Shreya Bhatia is a senior at TJHSST and a gifted singer who recently organized a music program which raised $7,000 for Alzheimer’s disease. She is effectively using her skills to highlight how music therapy can deter memory loss and dementia.
Shreya’s research on neuro-degenerative disorders and the role that music can play in treating them has made her a valuable volunteer at the Fairfax-based Insight Memory Care Center. She has also founded the Music Med Club in her top-ranking high school.
By her own admission, she is an optimist. “Always remember nothing is impossible because the word itself spells, I’m possible”, she told the conference audience.
Medha Reddy is founder and president of the Maryland Youth Legislative Council, and actively involved with Maryland Delegate Aruna Miller’s re-election campaign. She is passionate about her work in government and politics which she describes as “a service to people”.
She told the NFIA audience, “That is why we join government. Government is something that we do because it is hard work worth doing. It’s satisfying.
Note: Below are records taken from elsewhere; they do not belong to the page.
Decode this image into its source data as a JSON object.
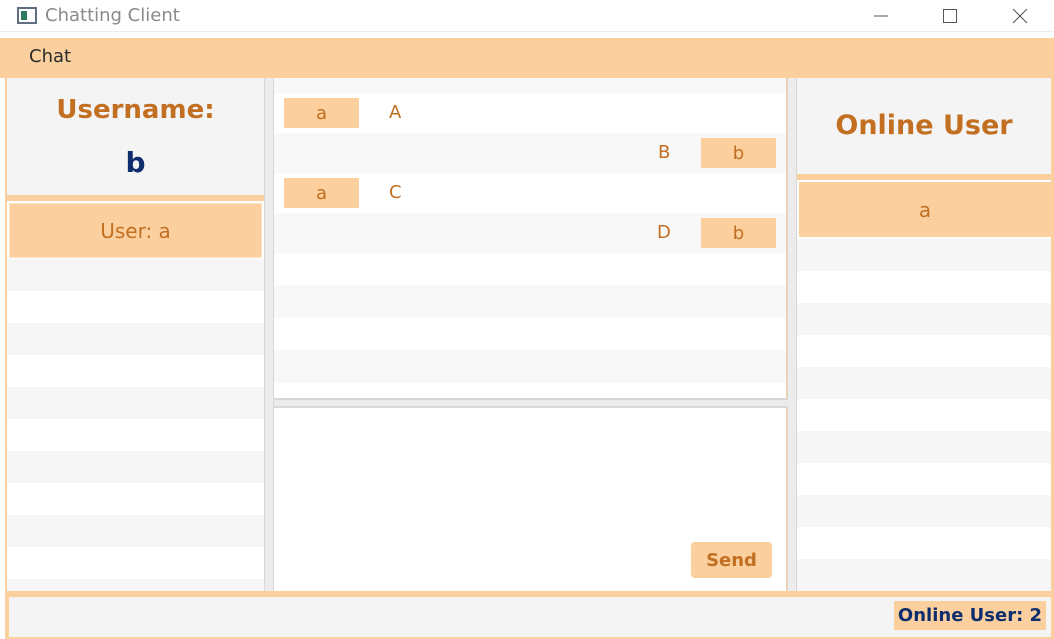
{
  "window": {
    "title": "Chatting Client"
  },
  "menu": {
    "items": [
      "Chat"
    ]
  },
  "left": {
    "username_label": "Username:",
    "username_value": "b",
    "users": [
      "User: a"
    ]
  },
  "chat": {
    "messages": [
      {
        "sender": "a",
        "text": "A",
        "side": "left"
      },
      {
        "sender": "b",
        "text": "B",
        "side": "right"
      },
      {
        "sender": "a",
        "text": "C",
        "side": "left"
      },
      {
        "sender": "b",
        "text": "D",
        "side": "right"
      }
    ],
    "input_value": "",
    "send_label": "Send"
  },
  "right": {
    "title": "Online User",
    "users": [
      "a"
    ]
  },
  "status": {
    "online_count_text": "Online User: 2"
  },
  "colors": {
    "accent": "#fbd09e",
    "accent_text": "#c26f22",
    "navy_text": "#0e2d6e"
  }
}
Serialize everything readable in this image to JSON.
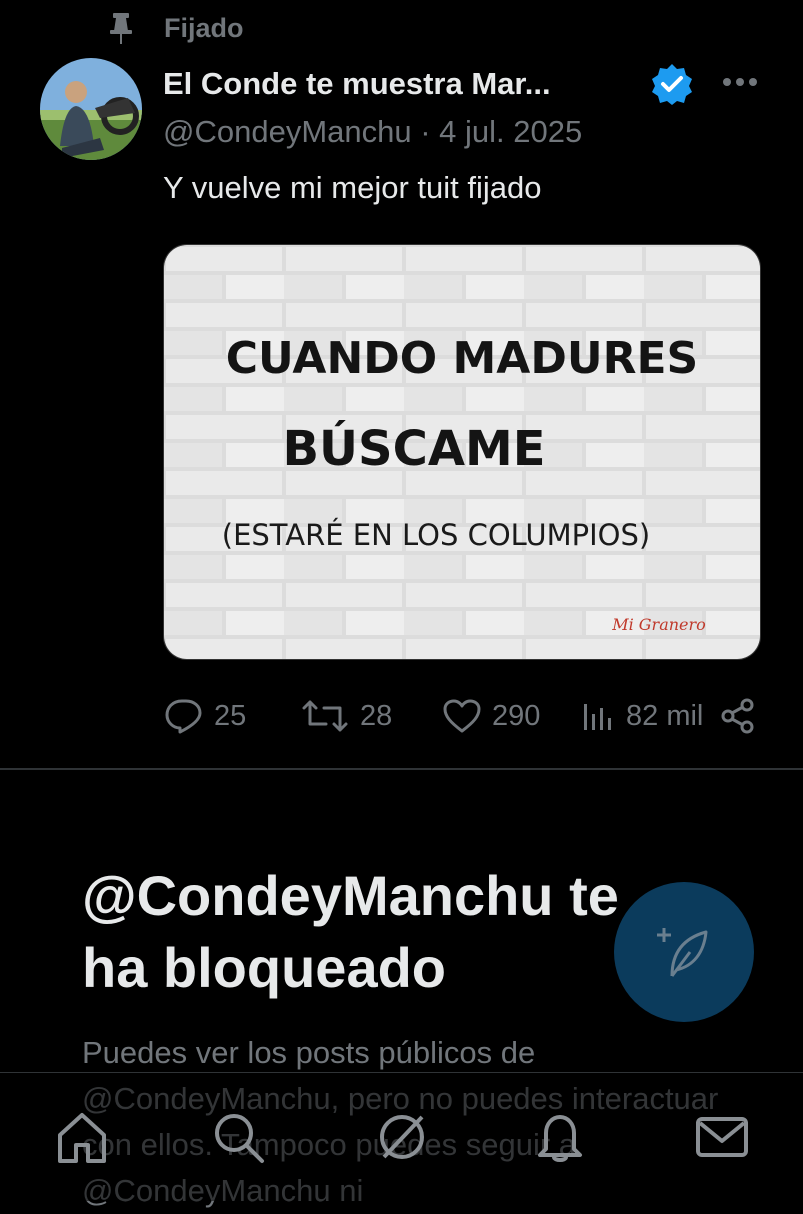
{
  "pinned": {
    "label": "Fijado",
    "icon": "pin-icon"
  },
  "tweet": {
    "author_name": "El Conde te muestra Mar...",
    "handle_date": "@CondeyManchu · 4 jul. 2025",
    "text": "Y vuelve mi mejor tuit fijado",
    "verified_icon": "verified-badge-icon",
    "more_icon": "more-options-icon",
    "media": {
      "line1": "CUANDO MADURES",
      "line2": "BÚSCAME",
      "line3": "(ESTARÉ EN LOS COLUMPIOS)",
      "signature": "Mi Granero"
    },
    "actions": {
      "replies": "25",
      "reposts": "28",
      "likes": "290",
      "views": "82 mil"
    }
  },
  "blocked": {
    "title": "@CondeyManchu te ha bloqueado",
    "body": "Puedes ver los posts públicos de @CondeyManchu, pero no puedes interactuar con ellos. Tampoco puedes seguir a @CondeyManchu ni"
  },
  "nav": [
    "home-icon",
    "search-icon",
    "grok-icon",
    "notifications-icon",
    "messages-icon"
  ],
  "colors": {
    "background": "#000000",
    "text": "#e7e9ea",
    "muted": "#71767b",
    "accent": "#1d9bf0",
    "fab": "#0b3b5c"
  }
}
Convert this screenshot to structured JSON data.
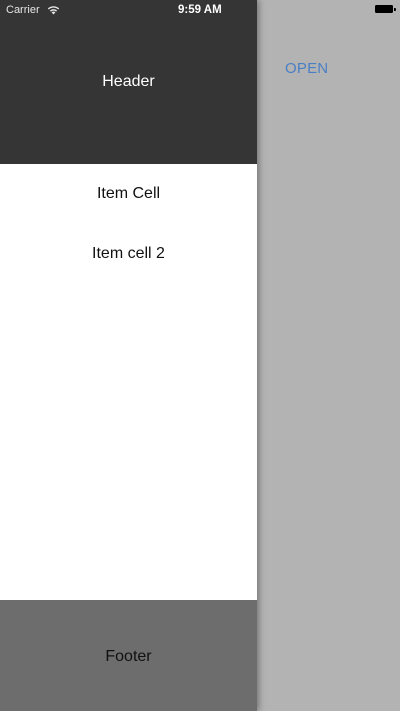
{
  "status_bar": {
    "carrier": "Carrier",
    "time": "9:59 AM"
  },
  "main": {
    "open_label": "OPEN",
    "open_color": "#4a7fc4",
    "background_color": "#b3b3b3"
  },
  "drawer": {
    "header": {
      "title": "Header",
      "background_color": "#353535"
    },
    "items": [
      {
        "label": "Item Cell"
      },
      {
        "label": "Item cell 2"
      }
    ],
    "footer": {
      "title": "Footer",
      "background_color": "#6d6d6d"
    }
  }
}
We get to do things that we love and to help people. That’s why I love what I wake up to do every morning”.
Medha utilized volunteer opportunities which came her way to see how she could make a difference in government, including exploring avenues for kids to partake in the non-profit sector, and serving at a LGBT homeless shelter. “It’s the smiles that propelled me to keep going”, she said. “I find there is nothing more valuable than this hard work”.
About her goal, Medha says, “Let’s get youth talking about youth issues. That’s why I founded Maryland Youth Legislative Council”.
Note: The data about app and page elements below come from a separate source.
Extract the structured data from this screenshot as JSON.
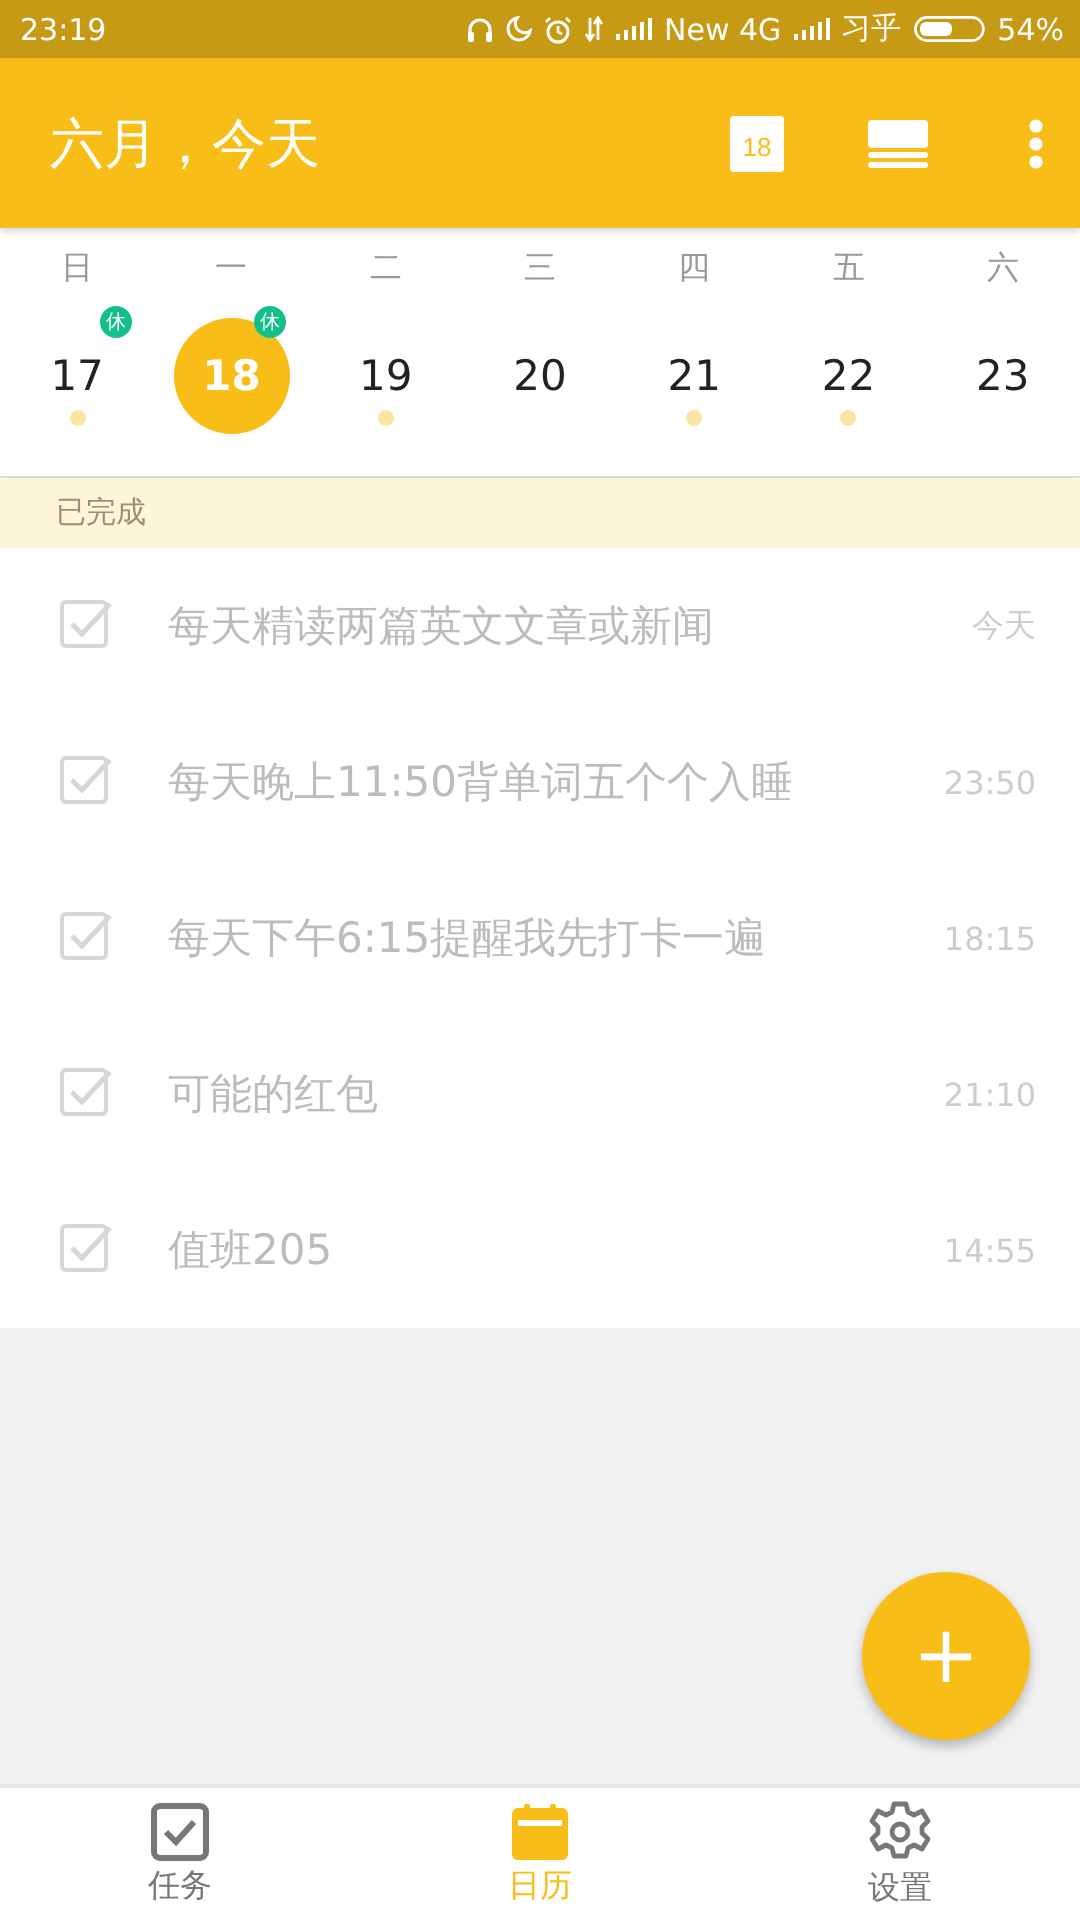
{
  "status_bar": {
    "time": "23:19",
    "network": "New 4G",
    "carrier": "习乎",
    "battery": "54%"
  },
  "header": {
    "title": "六月，今天",
    "calendar_icon_day": "18"
  },
  "week": {
    "weekdays": [
      "日",
      "一",
      "二",
      "三",
      "四",
      "五",
      "六"
    ],
    "days": [
      {
        "date": "17",
        "selected": false,
        "badge": "休",
        "has_events": true
      },
      {
        "date": "18",
        "selected": true,
        "badge": "休"
      },
      {
        "date": "19",
        "selected": false,
        "has_events": true
      },
      {
        "date": "20",
        "selected": false,
        "has_events": false
      },
      {
        "date": "21",
        "selected": false,
        "has_events": true
      },
      {
        "date": "22",
        "selected": false,
        "has_events": true
      },
      {
        "date": "23",
        "selected": false,
        "has_events": false
      }
    ]
  },
  "section": {
    "title": "已完成"
  },
  "tasks": [
    {
      "title": "每天精读两篇英文文章或新闻",
      "time": "今天",
      "checked": true
    },
    {
      "title": "每天晚上11:50背单词五个个入睡",
      "time": "23:50",
      "checked": true
    },
    {
      "title": "每天下午6:15提醒我先打卡一遍",
      "time": "18:15",
      "checked": true
    },
    {
      "title": "可能的红包",
      "time": "21:10",
      "checked": true
    },
    {
      "title": "值班205",
      "time": "14:55",
      "checked": true
    }
  ],
  "fab": {
    "label": "+"
  },
  "bottom_nav": [
    {
      "label": "任务",
      "kind": "tasks",
      "selected": false
    },
    {
      "label": "日历",
      "kind": "calendar",
      "selected": true
    },
    {
      "label": "设置",
      "kind": "settings",
      "selected": false
    }
  ]
}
She commended NFIA “for inviting youth to participate in the conference”, the organization’s signature event.
The ‘Empowering Women and Girls’ conference drew a number of experienced professionals who offered their insights on the theme, ‘Strategies for Success’, among whom were: Jennifer Klein, senior advisor to Hillary Clinton on women and girls issues; Sheela Murthy, President and CEO of the Murthy Law Firm specializing in US immigration matters; Dr. Banahalli Ratna, Director of the Center for Bio/Molecular Science and Engineering at the Naval Research Laboratory; Dr. Ajay Kumar, First Secretary of Commerce at the Indian Embassy; Betty Bernstein-Zabza, Senior Policy Advisor in the Office of Global Women’s Issues at the State Department; and Xinyu Zhang, Vice President of Warner International, Inc., television hostess of ‘Lens on the World’ on Channel 10 and ‘Window to China’ on Channel 30.
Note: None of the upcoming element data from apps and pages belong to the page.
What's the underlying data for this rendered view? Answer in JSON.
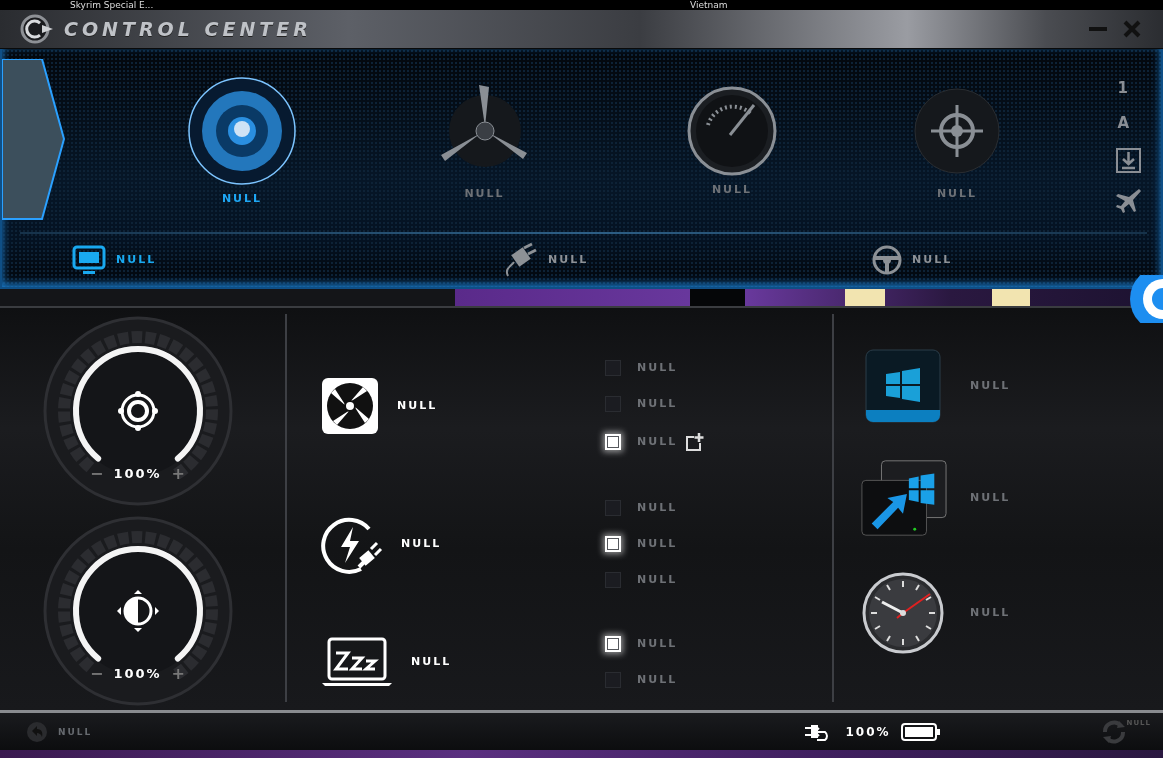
{
  "desktop": {
    "labels": [
      "Skyrim Special E...",
      "Vietnam"
    ]
  },
  "window": {
    "title": "CONTROL CENTER"
  },
  "modes": [
    {
      "kind": "speaker",
      "label": "NULL",
      "selected": true
    },
    {
      "kind": "fan",
      "label": "NULL",
      "selected": false
    },
    {
      "kind": "gauge",
      "label": "NULL",
      "selected": false
    },
    {
      "kind": "crosshair",
      "label": "NULL",
      "selected": false
    }
  ],
  "side_buttons": [
    {
      "kind": "text",
      "label": "1"
    },
    {
      "kind": "text",
      "label": "A"
    },
    {
      "kind": "download"
    },
    {
      "kind": "airplane"
    }
  ],
  "sub_tabs": [
    {
      "kind": "monitor",
      "label": "NULL",
      "selected": true
    },
    {
      "kind": "plug",
      "label": "NULL",
      "selected": false
    },
    {
      "kind": "wheel",
      "label": "NULL",
      "selected": false
    }
  ],
  "dials": [
    {
      "kind": "volume",
      "level": 1,
      "minus": "−",
      "reading": "100%",
      "plus": "+"
    },
    {
      "kind": "brightness",
      "level": 1,
      "minus": "−",
      "reading": "100%",
      "plus": "+"
    }
  ],
  "option_groups": [
    {
      "kind": "fan",
      "label": "NULL",
      "options": [
        {
          "label": "NULL",
          "checked": false
        },
        {
          "label": "NULL",
          "checked": false
        },
        {
          "label": "NULL",
          "checked": true,
          "add_icon": true
        }
      ]
    },
    {
      "kind": "power",
      "label": "NULL",
      "options": [
        {
          "label": "NULL",
          "checked": false
        },
        {
          "label": "NULL",
          "checked": true
        },
        {
          "label": "NULL",
          "checked": false
        }
      ]
    },
    {
      "kind": "sleep",
      "label": "NULL",
      "options": [
        {
          "label": "NULL",
          "checked": true
        },
        {
          "label": "NULL",
          "checked": false
        }
      ]
    }
  ],
  "apps": [
    {
      "kind": "windows",
      "label": "NULL"
    },
    {
      "kind": "remote",
      "label": "NULL"
    },
    {
      "kind": "clock",
      "label": "NULL"
    }
  ],
  "status_bar": {
    "left_label": "NULL",
    "battery_reading": "100%",
    "right_label": "NULL"
  }
}
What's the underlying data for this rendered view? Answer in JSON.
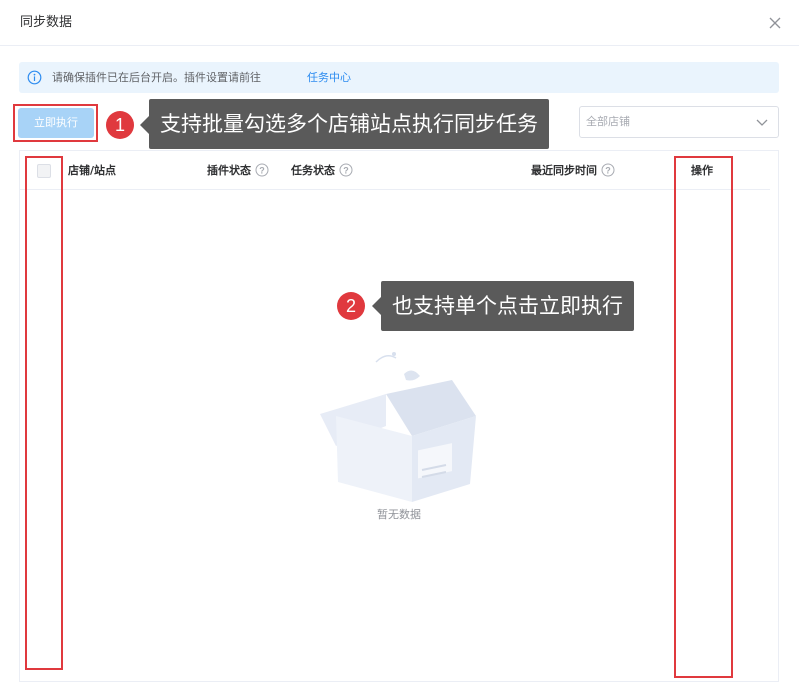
{
  "dialog": {
    "title": "同步数据",
    "close_icon": "close-icon"
  },
  "notice": {
    "icon": "info-icon",
    "text": "请确保插件已在后台开启。插件设置请前往",
    "link": "任务中心"
  },
  "toolbar": {
    "run_label": "立即执行",
    "store_select_placeholder": "全部店铺",
    "store_select_icon": "chevron-down-icon"
  },
  "table": {
    "columns": [
      {
        "label": "店铺/站点",
        "help": false
      },
      {
        "label": "插件状态",
        "help": true
      },
      {
        "label": "任务状态",
        "help": true
      },
      {
        "label": "最近同步时间",
        "help": true
      },
      {
        "label": "操作",
        "help": false
      }
    ],
    "rows": [],
    "empty_text": "暂无数据"
  },
  "annotations": [
    {
      "number": "1",
      "text": "支持批量勾选多个店铺站点执行同步任务"
    },
    {
      "number": "2",
      "text": "也支持单个点击立即执行"
    }
  ],
  "colors": {
    "annotation_red": "#e0393e",
    "callout_bg": "#5a5a5a",
    "primary_disabled": "#a8d3f7",
    "link": "#2d8cf0",
    "notice_bg": "#eaf4fd"
  }
}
The speeches were interspersed with Indian dances in various styles by talented artistes of the Washington area, as well as a fashion show, a first for this event, coordinated and choreographed by Shweta Misra and Pallavi Darne who owns The Luxe Closet, Indian ethnic fashion wear.
Among the talented performing artistes who regaled the audience were students of: the Bethesda-based Natananjali School of Dance founded and directed by Lakshmi Swaminathan; Natyabhoomi School of Dance specializing in the bharatanatyam style, founded by Deepti Mukund and co-directed with her sister Shruthi, who presented a medley beginning with a ‘Pushpanjali’ in praise of Lord Ganesh and ending with a folk dance; Nrityaki Dance Academy in a Kathak fusion dance choreographed by the school’s founder and director Shweta Misra; Kuchipudi Dance Academy founded and directed by Lakshmi Babu; and Rhythmaya Dance founded and directed by Nirathi Rao Kalavapudi. The concluding dance was a solo performance by Sumona Apsara Parii, set to the beat of an Indian film song.
Another first at the conference was an author’s corner displaying the works of Dr. Afshan Hashmi (The Modern Mughal Mentality), Dr. Sambhu Banik (Sampling the Cuisine of India), Dr. Lalita Kaul (Multidisciplinary Approach to the Management of Obesity), Mrs. Uma Swaminathan (Herbal Transformations: Ancient Wisdom Revealed for Health and Longevity), Mr. Raman Pathik (The Simple Solution!) and Esther Kish (The Lost Souls and Their Bodies).